*** Block opens ***

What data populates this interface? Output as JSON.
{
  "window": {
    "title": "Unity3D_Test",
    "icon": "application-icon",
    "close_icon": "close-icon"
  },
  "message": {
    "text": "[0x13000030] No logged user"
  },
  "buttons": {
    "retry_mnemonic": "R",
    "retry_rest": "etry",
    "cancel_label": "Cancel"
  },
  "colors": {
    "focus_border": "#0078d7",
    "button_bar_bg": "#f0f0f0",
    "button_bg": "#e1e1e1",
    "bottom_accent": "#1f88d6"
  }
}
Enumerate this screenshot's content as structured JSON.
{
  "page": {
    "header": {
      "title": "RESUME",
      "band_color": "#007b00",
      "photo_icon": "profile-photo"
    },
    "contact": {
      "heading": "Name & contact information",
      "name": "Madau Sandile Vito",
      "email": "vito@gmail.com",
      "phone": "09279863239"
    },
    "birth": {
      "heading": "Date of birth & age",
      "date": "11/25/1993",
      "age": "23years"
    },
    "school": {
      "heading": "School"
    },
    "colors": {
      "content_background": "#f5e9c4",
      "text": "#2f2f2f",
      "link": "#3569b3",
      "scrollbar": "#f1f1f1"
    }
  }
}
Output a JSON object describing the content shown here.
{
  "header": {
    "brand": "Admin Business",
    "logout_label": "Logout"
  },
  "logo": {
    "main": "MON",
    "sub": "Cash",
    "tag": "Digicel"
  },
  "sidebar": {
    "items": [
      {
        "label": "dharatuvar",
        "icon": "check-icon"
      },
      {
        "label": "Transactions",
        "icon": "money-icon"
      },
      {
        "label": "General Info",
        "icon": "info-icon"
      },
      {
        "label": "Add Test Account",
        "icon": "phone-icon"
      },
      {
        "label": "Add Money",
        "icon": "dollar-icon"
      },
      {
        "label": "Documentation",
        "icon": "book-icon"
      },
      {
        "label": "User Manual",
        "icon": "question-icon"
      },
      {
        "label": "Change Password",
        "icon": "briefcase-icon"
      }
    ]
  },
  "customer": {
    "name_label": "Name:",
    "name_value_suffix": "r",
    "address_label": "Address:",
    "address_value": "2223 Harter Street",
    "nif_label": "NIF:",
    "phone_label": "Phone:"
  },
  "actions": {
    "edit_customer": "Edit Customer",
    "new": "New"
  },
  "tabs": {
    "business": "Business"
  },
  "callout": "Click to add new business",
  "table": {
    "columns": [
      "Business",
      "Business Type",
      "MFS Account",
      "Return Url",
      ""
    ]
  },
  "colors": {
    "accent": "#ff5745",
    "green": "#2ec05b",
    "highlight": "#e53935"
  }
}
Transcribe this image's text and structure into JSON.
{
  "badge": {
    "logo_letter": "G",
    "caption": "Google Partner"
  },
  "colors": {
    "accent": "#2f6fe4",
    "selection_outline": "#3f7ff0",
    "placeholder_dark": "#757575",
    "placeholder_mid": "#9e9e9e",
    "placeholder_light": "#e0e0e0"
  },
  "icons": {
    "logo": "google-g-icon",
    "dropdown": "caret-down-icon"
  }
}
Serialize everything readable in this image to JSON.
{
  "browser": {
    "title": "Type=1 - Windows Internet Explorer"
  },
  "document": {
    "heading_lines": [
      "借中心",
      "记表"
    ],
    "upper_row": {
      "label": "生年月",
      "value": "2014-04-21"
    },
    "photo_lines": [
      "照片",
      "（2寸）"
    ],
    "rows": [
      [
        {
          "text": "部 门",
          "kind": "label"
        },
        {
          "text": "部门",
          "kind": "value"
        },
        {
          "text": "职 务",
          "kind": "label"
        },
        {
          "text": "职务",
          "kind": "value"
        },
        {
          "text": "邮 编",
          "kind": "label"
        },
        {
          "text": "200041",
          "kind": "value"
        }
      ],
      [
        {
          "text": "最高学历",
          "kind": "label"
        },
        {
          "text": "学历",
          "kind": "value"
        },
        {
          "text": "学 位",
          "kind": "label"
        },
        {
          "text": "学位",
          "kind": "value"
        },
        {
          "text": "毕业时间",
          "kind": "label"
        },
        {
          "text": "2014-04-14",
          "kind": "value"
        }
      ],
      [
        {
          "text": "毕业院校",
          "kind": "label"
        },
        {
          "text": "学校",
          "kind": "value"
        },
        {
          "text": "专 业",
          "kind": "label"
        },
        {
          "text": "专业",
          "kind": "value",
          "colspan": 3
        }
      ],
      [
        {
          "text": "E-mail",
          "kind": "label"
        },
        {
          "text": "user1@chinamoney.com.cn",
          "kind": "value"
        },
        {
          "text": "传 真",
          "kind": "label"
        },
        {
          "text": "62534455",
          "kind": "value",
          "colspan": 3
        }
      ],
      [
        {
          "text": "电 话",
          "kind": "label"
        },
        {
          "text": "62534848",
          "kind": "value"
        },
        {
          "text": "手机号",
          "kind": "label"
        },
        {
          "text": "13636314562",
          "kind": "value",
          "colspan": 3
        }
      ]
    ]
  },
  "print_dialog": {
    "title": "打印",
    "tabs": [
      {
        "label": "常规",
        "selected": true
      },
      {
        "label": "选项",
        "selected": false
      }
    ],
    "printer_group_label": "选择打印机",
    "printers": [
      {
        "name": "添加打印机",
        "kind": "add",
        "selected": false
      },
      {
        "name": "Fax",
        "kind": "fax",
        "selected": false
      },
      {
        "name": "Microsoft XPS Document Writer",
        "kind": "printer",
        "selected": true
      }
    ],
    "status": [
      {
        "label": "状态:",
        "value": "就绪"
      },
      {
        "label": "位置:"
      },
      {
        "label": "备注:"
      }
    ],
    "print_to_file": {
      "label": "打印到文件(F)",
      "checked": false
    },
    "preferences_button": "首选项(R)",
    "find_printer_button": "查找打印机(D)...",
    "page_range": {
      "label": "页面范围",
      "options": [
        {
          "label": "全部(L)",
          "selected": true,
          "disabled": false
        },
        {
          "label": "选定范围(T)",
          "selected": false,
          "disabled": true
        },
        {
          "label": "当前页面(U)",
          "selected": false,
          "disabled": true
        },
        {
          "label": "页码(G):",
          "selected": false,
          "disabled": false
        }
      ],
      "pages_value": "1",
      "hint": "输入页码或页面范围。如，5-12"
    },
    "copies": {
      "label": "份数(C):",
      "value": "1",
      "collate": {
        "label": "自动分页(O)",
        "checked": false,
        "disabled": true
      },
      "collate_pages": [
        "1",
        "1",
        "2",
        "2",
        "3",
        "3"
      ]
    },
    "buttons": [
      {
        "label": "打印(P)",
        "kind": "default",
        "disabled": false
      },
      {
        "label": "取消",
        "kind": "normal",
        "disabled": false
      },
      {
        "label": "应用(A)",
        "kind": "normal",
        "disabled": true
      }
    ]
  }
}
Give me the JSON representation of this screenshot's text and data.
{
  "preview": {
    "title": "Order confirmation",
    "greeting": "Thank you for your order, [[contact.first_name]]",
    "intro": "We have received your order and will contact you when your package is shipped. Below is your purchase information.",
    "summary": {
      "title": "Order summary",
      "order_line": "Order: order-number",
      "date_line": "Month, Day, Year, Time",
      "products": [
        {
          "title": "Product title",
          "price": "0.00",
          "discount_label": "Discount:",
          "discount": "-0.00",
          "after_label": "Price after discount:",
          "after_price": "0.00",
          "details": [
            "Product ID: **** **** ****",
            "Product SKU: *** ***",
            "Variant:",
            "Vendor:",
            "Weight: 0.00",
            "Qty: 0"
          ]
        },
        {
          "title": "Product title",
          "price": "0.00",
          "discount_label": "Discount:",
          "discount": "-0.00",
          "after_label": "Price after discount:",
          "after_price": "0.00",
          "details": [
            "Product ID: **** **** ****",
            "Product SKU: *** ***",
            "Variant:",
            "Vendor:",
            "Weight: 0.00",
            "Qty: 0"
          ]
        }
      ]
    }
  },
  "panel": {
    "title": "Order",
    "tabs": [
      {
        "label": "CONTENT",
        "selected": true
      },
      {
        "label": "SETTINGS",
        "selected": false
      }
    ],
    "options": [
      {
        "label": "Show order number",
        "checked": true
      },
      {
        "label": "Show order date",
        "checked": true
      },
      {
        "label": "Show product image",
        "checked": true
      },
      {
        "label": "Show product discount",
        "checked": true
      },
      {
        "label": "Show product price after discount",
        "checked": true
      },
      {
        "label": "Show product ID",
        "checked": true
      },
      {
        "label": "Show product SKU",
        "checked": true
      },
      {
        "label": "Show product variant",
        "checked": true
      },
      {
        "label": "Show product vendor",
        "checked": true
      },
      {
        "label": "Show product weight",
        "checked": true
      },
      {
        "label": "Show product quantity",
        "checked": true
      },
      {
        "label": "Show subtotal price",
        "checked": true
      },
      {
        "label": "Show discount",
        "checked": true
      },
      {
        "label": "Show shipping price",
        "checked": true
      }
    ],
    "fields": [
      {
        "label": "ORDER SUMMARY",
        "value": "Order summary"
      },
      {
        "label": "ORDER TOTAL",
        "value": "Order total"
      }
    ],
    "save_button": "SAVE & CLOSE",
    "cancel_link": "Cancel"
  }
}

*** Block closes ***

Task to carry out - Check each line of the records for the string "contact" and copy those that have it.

Task answer -
    "contact": {
      "heading": "Name & contact information",
    "greeting": "Thank you for your order, [[contact.first_name]]",
    "intro": "We have received your order and will contact you when your package is shipped. Below is your purchase information.",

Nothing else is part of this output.